What is free software?
What is free software?
Free software is software that respects our freedom. To use free software is to make a political and ethical choice asserting our rights to learn and to share what we learn with others.
Usually software we buy denies us these rights, because we don't actually buy ownership of the software. Instead, we receive a license to use the software, and this license binds us with many fine-print rules about what we can and can't do.
If we make a copy and give it to a friend, if we try to figure out how the program works, if we put a copy on more than one of our own computers in our own home, we could if caught be fined or put in jail. That's what's in the fine print.
What if there were a worldwide group of talented ethical programmers voluntarily committed to the idea of writing and sharing software with each other and with anyone else who agreed to share alike? What if anyone could be a part of and benefit from this community even without knowing anything about programming? We wouldn't have to worry about getting caught copying a useful program for our friends—because we wouldn't be doing anything illegal.
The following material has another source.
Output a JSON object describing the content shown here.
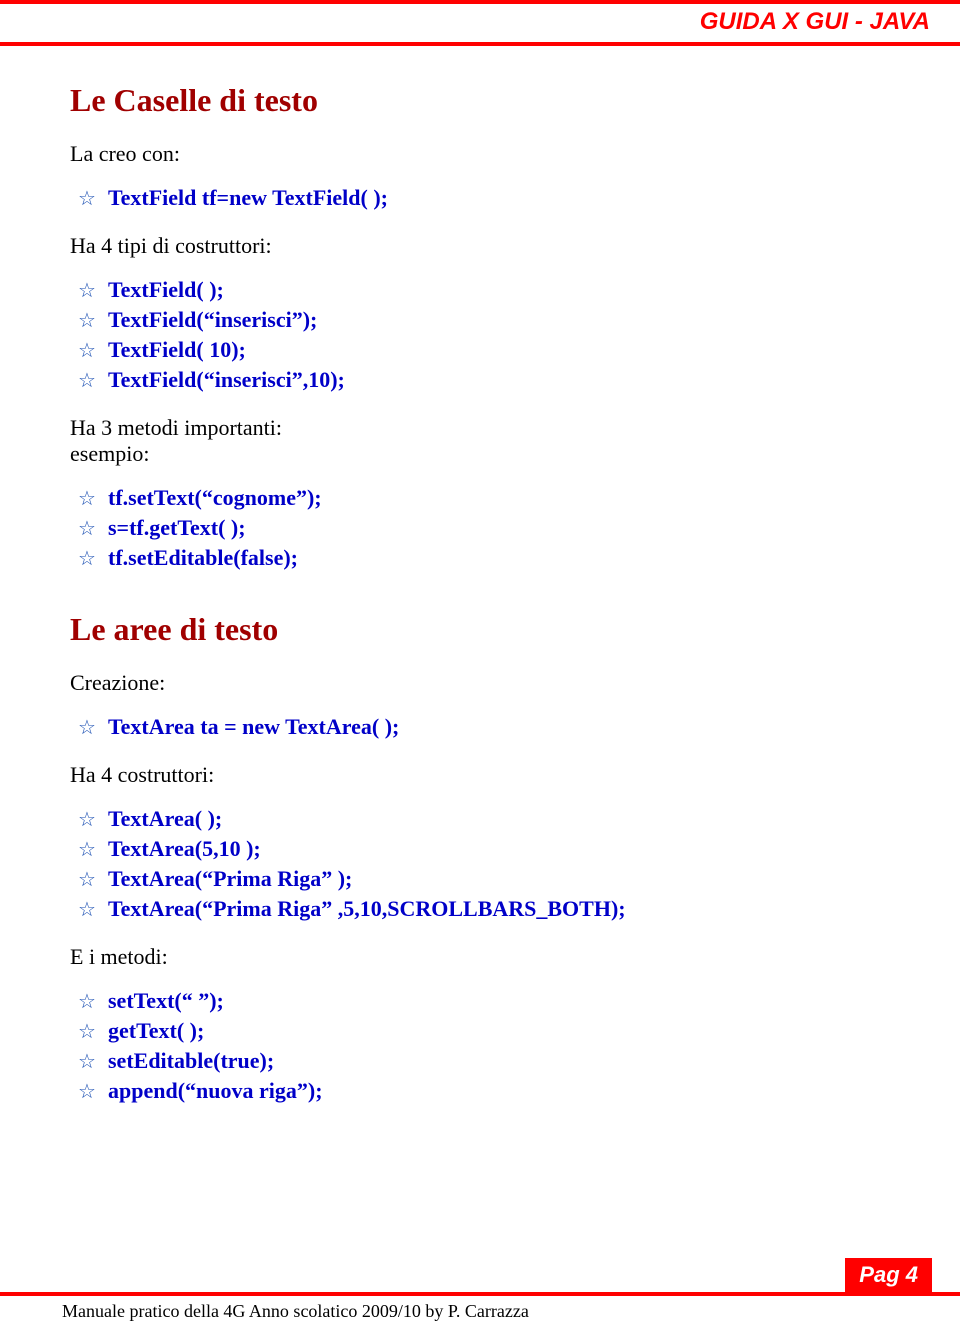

The free software movement
In fact, such a movement exists, and you can be a part of it. The free software movement was started in 1984 by Richard M. Stallman, when he launched a project called GNU, which stands for ``GNU's Not UNIX'', to provide a replacement for the UNIX operating system—a replacement that would respect the freedoms of those using it. Then in 1985, Stallman started the Free Software Foundation, a nonprofit with the mission of advocating and educating on behalf of computer users around the world.
Today the number of people who are not computer users is dwindling all the time, as technology seeps around the globe. It takes knowledge to make this technology work. People who hoard this knowledge, punishing and threatening others who try to obtain and share it, are not doing so in order to preserve it, despite what they may claim. Instead, they are preserving power for themselves at the expense of others' freedom.
Recognizing this, millions of people around the world—including entire governments—have made the commitment to use only free software on their computers. The fact that so many people are willing to make and stand by this decision in the face of cheaper and cheaper ``deals'' from Microsoft, Apple and other proprietary software companies proves these companies wrong—we don't need them or their fine print to make software.
Because the copyright laws covering software are often used to take away our freedoms, Stallman and the FSF developed a specific legal document called the GNU General Public License (GPL) to protect them. Instead of restricting what we can do with software the GPL encourages us to learn and share, so it is called a ``copyleft'' license. Thousands of people and businesses—from hobbyists to big companies like IBM and Novell—are now authoring and distributing free software using the GPL.
But which software to use is a political choice for all of us, not just the people who program and sell it. We can click our freedoms away by signaling Ok in the Microsoft or Macintosh window after squinting through their thirty pages of restrictions, or we can click Cancel, and see instead if there is a piece of free software that does what we need.
We should click Cancel when we can because that's the more ethical choice. This means we'll have to learn a new program, and sometimes the free program might not work as well. The ethical choice is not always the easy choice.
You can start by making a commitment to look for free software alternatives. The Free Software Directory lists over 5,000 free programs.
There are many other ways for people with and without programming skills to help the free software movement continue to succeed. Please see the websites of the Free Software Foundation and the GNU project, to find out how.
And of course, please make copies of this information and share it with others!